I've been blogging on and off for a little over two years. I started out of curiosity, and the desire to get familiar with social media and the related tools before introducing any of them to my students. I reckoned that to have any credibility in integrating technology in my course plans, I should at least have some digital footprint myself. When it comes to using technology, my mantra is learning by doing, and getting motivated on a needs' basis. At least it has worked that way for me. I have kept learning new things to meet a particular need - find better and more suitable platforms for online intercultural school projects, for example.
Blogging urged me to read edubloggers around the world to learn from the more experienced. I am so grateful to all the marvellous teachers whose wisdom I have had the chance of benefiting from online. In these two years I have learned far more than I would have done in any in-service or other training course, simply because I have been able to find the guidance and answers exactly the moment I needed them. In addition, my net surfing has serendipitously led me to many unexpected wells of inspiration, too.
All this time, though, I have been rather hesitant about commenting on other people's blogs, nor have my ramblings in this blog attracted many comments from others. Two sides of the same coin, I'm sure. It is active participation and reciprocity that are called for in an attempt to build a lasting online learning network. Mine is still heavily under construction. Even though, over the years, I have managed to form quite a wide network of foreign colleagues through organising face-to-face student exchanges, unfortunately, hardly any of these teachers happen to be very active online, so I am starting my online PLN from scratch.
One of my problems all along has been the need to keep explaining my particular circumstances and background in a marginal (from an English-speaking perspective), rather unknown nation and culture. I keep wondering how many cues are totally misinterpreted in global educational discussions, due to linguistic and cultural differences. Speaking the lingua franca English easily creates a false sense of understanding, but as many nationally/culturally/linguistically-bound concepts and ideas are thrown in, are people really talking about the same issues?

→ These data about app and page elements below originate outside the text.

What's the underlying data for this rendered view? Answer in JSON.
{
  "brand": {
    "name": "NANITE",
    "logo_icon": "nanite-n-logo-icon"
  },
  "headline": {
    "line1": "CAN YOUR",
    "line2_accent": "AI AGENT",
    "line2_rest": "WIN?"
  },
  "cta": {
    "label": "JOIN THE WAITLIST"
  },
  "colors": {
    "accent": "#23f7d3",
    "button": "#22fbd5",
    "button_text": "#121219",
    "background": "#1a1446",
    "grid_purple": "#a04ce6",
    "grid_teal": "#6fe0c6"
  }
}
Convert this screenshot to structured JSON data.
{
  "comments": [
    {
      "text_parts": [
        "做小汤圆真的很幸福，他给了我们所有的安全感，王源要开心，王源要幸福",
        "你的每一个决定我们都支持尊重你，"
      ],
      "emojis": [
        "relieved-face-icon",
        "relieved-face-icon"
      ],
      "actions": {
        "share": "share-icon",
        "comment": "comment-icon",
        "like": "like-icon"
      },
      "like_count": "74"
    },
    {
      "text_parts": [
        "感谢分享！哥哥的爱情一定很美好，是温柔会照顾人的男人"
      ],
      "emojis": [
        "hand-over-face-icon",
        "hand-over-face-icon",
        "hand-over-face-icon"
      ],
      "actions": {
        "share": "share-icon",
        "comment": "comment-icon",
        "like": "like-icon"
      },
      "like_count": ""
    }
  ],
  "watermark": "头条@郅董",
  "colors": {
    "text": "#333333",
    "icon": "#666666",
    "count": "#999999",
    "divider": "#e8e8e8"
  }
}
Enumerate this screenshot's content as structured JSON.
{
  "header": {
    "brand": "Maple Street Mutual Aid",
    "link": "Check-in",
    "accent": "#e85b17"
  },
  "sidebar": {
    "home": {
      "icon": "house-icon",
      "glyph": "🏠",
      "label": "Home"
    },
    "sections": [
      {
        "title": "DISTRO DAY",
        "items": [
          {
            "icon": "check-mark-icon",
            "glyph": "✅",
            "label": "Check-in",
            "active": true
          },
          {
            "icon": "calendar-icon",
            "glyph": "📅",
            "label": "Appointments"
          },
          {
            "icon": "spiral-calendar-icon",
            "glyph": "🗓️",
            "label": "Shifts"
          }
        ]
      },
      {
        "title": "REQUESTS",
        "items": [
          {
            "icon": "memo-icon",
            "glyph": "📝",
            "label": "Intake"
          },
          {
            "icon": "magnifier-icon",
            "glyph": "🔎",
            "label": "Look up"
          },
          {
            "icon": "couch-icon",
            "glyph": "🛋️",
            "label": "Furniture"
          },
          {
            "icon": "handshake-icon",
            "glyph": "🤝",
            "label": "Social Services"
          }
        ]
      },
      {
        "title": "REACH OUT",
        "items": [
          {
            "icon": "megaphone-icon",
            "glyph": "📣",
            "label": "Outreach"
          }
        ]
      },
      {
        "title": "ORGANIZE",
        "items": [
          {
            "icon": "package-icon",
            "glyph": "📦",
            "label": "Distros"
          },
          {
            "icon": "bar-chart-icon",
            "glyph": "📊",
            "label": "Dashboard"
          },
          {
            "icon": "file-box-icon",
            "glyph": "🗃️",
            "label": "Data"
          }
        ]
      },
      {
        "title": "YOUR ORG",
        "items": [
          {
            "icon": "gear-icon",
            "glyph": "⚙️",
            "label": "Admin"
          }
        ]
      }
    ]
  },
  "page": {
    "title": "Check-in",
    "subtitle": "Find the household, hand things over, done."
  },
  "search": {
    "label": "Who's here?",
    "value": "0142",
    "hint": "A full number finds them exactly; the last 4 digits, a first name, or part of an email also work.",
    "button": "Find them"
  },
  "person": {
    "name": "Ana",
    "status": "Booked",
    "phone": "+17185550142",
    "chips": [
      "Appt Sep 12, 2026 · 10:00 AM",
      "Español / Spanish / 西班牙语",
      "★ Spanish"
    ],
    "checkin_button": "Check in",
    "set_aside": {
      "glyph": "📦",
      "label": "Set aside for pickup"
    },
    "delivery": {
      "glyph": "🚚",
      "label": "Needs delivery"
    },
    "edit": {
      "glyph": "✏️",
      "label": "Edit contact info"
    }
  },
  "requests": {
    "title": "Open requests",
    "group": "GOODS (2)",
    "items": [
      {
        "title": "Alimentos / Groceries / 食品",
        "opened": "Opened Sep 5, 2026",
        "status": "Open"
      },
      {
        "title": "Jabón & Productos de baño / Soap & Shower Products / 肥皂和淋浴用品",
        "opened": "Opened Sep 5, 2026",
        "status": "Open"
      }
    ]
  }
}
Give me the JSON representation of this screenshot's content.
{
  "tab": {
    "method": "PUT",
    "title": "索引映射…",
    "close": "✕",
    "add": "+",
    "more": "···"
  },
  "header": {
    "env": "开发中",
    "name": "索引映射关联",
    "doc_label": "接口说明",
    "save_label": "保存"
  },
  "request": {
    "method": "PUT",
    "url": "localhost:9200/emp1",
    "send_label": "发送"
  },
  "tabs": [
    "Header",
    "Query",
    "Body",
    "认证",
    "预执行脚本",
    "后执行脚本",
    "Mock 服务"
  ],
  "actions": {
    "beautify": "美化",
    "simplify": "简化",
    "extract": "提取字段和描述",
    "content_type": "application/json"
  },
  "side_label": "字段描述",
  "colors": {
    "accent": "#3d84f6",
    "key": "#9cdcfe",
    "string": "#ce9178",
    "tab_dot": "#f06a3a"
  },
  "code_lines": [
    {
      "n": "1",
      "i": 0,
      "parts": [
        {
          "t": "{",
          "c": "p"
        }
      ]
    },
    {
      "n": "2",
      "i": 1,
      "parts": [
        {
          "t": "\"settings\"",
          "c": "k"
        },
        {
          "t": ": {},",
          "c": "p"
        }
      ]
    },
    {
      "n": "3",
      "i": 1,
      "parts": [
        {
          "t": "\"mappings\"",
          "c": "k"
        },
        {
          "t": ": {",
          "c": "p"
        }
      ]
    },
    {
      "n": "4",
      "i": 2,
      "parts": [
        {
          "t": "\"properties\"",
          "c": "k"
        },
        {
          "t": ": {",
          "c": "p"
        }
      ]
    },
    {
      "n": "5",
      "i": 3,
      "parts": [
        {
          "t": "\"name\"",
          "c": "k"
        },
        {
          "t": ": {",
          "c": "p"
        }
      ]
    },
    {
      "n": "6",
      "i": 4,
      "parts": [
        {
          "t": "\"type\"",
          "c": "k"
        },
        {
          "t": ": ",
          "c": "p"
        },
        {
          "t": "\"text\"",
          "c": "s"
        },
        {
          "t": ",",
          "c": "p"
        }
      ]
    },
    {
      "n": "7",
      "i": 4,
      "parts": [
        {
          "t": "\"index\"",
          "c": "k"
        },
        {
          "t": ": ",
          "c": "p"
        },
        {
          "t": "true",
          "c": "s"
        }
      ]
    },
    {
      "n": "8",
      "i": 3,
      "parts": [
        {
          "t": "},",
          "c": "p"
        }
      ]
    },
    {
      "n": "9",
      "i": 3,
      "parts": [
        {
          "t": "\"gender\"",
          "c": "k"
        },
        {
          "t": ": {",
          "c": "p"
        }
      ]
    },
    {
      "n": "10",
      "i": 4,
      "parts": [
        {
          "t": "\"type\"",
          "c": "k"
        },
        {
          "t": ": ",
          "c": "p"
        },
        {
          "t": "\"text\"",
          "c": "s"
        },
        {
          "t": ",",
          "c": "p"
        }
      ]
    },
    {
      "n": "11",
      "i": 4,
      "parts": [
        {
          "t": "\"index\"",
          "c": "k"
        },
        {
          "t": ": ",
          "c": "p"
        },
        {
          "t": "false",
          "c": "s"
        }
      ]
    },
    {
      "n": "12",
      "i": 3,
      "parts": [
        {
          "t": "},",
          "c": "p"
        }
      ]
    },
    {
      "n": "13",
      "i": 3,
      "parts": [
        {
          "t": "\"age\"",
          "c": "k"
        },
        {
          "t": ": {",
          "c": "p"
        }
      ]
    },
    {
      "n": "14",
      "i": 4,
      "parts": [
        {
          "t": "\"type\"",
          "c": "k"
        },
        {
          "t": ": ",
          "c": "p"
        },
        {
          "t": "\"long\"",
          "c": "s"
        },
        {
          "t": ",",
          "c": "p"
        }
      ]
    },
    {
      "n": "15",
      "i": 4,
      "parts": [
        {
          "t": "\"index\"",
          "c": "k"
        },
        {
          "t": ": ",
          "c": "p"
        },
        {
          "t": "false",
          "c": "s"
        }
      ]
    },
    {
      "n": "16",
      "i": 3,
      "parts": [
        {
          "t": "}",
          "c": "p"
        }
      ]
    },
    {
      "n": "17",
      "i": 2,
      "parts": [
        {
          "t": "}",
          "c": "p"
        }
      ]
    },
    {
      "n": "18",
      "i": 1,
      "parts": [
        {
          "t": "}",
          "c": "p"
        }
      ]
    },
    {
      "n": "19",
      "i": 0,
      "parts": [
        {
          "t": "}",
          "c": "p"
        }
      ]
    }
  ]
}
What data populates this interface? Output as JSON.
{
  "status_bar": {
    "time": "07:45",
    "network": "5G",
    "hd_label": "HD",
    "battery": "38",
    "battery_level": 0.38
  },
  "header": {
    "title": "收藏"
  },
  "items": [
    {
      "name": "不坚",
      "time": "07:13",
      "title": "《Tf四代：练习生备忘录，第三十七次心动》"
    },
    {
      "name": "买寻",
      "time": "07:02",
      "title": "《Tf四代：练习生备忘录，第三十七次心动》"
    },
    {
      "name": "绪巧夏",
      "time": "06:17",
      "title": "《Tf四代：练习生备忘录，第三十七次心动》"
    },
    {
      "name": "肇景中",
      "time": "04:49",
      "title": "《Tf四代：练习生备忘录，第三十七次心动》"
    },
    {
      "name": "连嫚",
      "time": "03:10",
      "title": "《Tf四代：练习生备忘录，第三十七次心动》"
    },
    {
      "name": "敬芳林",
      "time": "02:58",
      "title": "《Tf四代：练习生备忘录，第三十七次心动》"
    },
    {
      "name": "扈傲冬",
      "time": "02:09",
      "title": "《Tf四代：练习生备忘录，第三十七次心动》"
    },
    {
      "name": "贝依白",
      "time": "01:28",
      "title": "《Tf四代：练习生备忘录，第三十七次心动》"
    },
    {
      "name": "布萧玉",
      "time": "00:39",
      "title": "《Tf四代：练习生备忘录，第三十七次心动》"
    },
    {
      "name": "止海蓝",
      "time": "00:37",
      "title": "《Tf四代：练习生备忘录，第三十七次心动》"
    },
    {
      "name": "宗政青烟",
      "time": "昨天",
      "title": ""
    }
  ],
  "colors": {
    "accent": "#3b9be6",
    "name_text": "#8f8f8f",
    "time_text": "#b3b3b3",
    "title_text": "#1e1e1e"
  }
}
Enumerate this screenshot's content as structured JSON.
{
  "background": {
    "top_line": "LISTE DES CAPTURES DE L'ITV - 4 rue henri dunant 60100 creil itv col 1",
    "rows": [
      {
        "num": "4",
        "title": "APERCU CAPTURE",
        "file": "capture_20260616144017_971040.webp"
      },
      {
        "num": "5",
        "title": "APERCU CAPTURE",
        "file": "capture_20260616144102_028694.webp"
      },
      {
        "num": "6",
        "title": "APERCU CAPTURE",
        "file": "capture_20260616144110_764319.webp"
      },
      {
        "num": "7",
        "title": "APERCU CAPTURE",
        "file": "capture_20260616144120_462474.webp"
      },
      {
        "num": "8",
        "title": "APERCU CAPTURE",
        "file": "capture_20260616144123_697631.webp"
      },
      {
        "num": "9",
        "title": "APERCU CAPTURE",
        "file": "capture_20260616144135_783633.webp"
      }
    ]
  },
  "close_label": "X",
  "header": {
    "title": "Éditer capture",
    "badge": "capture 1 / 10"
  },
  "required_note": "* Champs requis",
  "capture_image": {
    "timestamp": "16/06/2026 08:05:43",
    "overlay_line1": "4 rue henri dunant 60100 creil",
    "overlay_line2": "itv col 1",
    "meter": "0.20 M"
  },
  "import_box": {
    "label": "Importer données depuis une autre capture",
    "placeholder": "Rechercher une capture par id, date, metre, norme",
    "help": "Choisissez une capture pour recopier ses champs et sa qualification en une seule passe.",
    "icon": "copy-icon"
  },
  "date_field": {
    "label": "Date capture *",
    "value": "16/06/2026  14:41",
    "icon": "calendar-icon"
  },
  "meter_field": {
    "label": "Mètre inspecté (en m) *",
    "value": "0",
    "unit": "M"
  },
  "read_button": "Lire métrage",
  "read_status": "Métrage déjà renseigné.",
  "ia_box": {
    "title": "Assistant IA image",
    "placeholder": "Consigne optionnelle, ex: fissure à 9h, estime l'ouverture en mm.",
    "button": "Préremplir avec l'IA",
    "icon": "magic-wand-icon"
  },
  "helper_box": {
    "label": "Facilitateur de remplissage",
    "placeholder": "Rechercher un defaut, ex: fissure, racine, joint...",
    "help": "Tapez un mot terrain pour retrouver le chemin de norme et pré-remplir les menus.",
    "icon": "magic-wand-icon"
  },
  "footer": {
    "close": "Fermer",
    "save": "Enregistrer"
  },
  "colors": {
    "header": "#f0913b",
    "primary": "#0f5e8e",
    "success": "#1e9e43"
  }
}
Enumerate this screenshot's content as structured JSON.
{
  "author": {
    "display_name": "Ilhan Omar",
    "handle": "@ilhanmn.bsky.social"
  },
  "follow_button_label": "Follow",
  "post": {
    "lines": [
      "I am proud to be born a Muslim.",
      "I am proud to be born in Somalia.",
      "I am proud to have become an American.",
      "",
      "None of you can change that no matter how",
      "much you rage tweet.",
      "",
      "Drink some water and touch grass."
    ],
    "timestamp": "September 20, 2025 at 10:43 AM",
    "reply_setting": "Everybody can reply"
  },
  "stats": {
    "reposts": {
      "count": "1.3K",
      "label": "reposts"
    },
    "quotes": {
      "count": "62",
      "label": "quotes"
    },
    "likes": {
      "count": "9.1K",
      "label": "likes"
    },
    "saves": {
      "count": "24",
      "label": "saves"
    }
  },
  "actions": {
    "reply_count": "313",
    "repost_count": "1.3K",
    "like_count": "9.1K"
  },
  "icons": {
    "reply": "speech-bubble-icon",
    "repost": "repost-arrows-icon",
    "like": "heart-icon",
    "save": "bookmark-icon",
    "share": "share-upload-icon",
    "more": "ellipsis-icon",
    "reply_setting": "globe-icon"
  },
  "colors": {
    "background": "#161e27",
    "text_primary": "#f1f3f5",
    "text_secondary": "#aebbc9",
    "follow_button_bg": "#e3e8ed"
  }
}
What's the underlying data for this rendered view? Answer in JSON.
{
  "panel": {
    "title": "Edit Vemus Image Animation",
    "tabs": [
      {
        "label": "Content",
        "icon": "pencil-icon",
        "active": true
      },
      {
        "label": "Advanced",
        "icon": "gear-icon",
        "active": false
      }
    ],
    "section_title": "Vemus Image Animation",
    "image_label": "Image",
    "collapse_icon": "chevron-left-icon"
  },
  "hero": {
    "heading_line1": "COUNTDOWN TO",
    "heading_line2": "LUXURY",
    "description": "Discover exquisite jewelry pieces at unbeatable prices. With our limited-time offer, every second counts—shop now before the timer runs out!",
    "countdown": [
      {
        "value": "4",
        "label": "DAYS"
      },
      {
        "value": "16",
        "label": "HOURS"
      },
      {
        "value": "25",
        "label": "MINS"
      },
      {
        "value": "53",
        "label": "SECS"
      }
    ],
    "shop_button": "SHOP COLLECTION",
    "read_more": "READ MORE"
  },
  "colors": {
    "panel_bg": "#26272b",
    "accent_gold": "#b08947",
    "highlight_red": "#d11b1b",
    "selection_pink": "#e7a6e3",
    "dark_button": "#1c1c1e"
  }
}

Let me give you an example. Just recently I have been looking for people to follow on Twitter. People might mention 'my yr10 students' or 'K3 students'- which, for me, don't automatically give any indication of the type of school these students go to or how old they might be. If I was to take part in that conversation, I would find it essential to first explain how schools are organised in my country to make my viewpoint clear. This would probably make me sound like a hopelessly uninteresting babbler. Should it be taken for granted then that, if you want to participate in educational dialogue in English, you should also familiarize yourself with the school systems of the major English-speaking nations in the world? Possibly. But still, where would I fit in in that discussion, if the English-speaking world didn't see any relevance in where I was coming from? I'm even beginning to doubt whether I, a non-native English teacher, had better not butt in on native-English teachers' discussions, no matter how interesting they might appear.
On second thoughts, even when teachers from different cultures simply talk about 'students', they are not really talking the same language, are they? I am referring to my 16-19-year-old students here in my country, in a school system that is based on almost solely state schooling (ie. no private school system), learning English as a foreign language and speaking a structurally totally different mother tongue that, to a considerable extent, affects their learning and my teaching practices, plus living in a culture where TV programmes and films are not dubbed but subtitled, which means that they are exposed to authentic English and American every day. Plus add to all that the average number of English classes a week and the fact that I can only teach each group for 7 weeks, before the students are reshuffled again, because in our senior high school system they make their own timetables and change from teacher to teacher five times a school year... You see, here I go again! If colleagues, say from Germany or South Korea, talk to me about 'students' it becomes a drastically different word and concept.
Why did I start blogging in English then? It was a natural choice for me for two clear reasons: first, I am an English teacher and have always wanted to meet colleagues from around the world and second, at home I live in a bicultural Finnish-British family, and often feel slightly outside the monocultural, monolingual Finnish contexts - a feeling of 'lost in translation' almost anywhere, which, apart from liking the film by the same name very much, led to the name of my blog, too. And yes, a third reason - most of online communication is in English anyway.
However, just as Sylvia Tolisano, in the above-mentioned post, I am acutely aware of the 'missing voices'. I have tried to find my voice, but what if it keeps falling on deaf ears? It is not only a linguist barrier, but also a cultural one. The largely western, Anglo-American blogo- and twittersphere sometimes excludes not only those who struggle with English, but also many others who are linguistically fairly competent in English, but just fall outside that particular cultural sphere.